Segment Start: MATERIAL PROVIDED

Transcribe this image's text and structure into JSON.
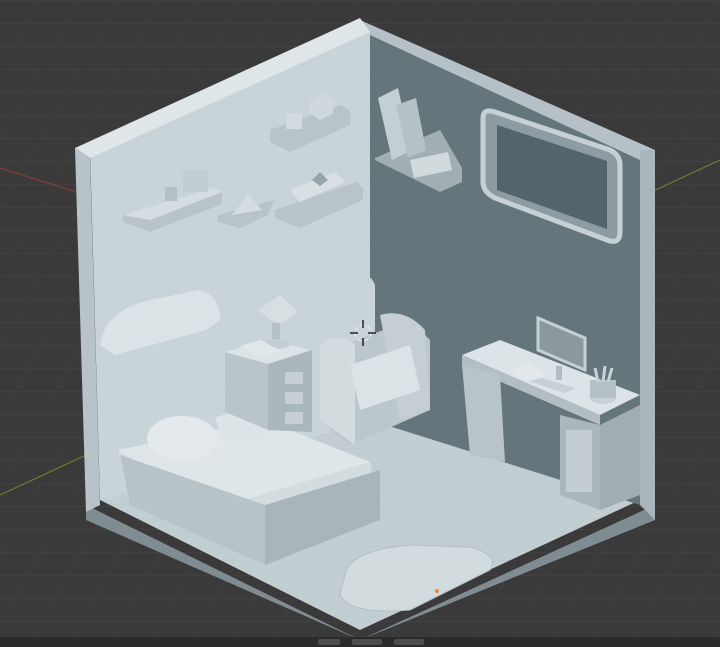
{
  "viewport": {
    "background": "#3a3a3a",
    "grid_color": "#464646",
    "x_axis_color": "#9a3b3b",
    "y_axis_color": "#6f8a2a"
  },
  "materials": {
    "clay_light": "#c9d4d8",
    "clay_mid": "#a9b6bb",
    "clay_dark": "#7f8d93",
    "back_wall": "#64757b",
    "outline": "#3f4a4f"
  },
  "objects": [
    "room-floor",
    "left-wall",
    "right-wall",
    "window-opening",
    "bed",
    "pillow-heart",
    "pillow-star",
    "nightstand",
    "table-lamp",
    "armchair",
    "desk",
    "monitor",
    "keyboard",
    "open-book",
    "pen-cup",
    "wall-shelf",
    "rug",
    "3d-cursor-icon",
    "world-origin-icon"
  ]
}
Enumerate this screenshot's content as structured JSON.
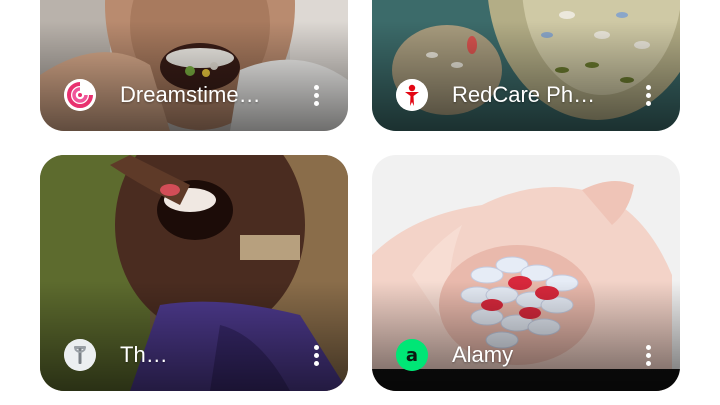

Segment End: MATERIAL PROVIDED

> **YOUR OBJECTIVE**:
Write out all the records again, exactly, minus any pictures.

> **YOUR SOLUTION**:
Transcribe this image's text and structure into JSON.
{
  "viewport": {
    "background": "#3a3a3a",
    "grid_color": "#464646",
    "x_axis_color": "#9a3b3b",
    "y_axis_color": "#6f8a2a"
  },
  "materials": {
    "clay_light": "#c9d4d8",
    "clay_mid": "#a9b6bb",
    "clay_dark": "#7f8d93",
    "back_wall": "#64757b",
    "outline": "#3f4a4f"
  },
  "objects": [
    "room-floor",
    "left-wall",
    "right-wall",
    "window-opening",
    "bed",
    "pillow-heart",
    "pillow-star",
    "nightstand",
    "table-lamp",
    "armchair",
    "desk",
    "monitor",
    "keyboard",
    "open-book",
    "pen-cup",
    "wall-shelf",
    "rug",
    "3d-cursor-icon",
    "world-origin-icon"
  ]
}
Enumerate this screenshot's content as structured JSON.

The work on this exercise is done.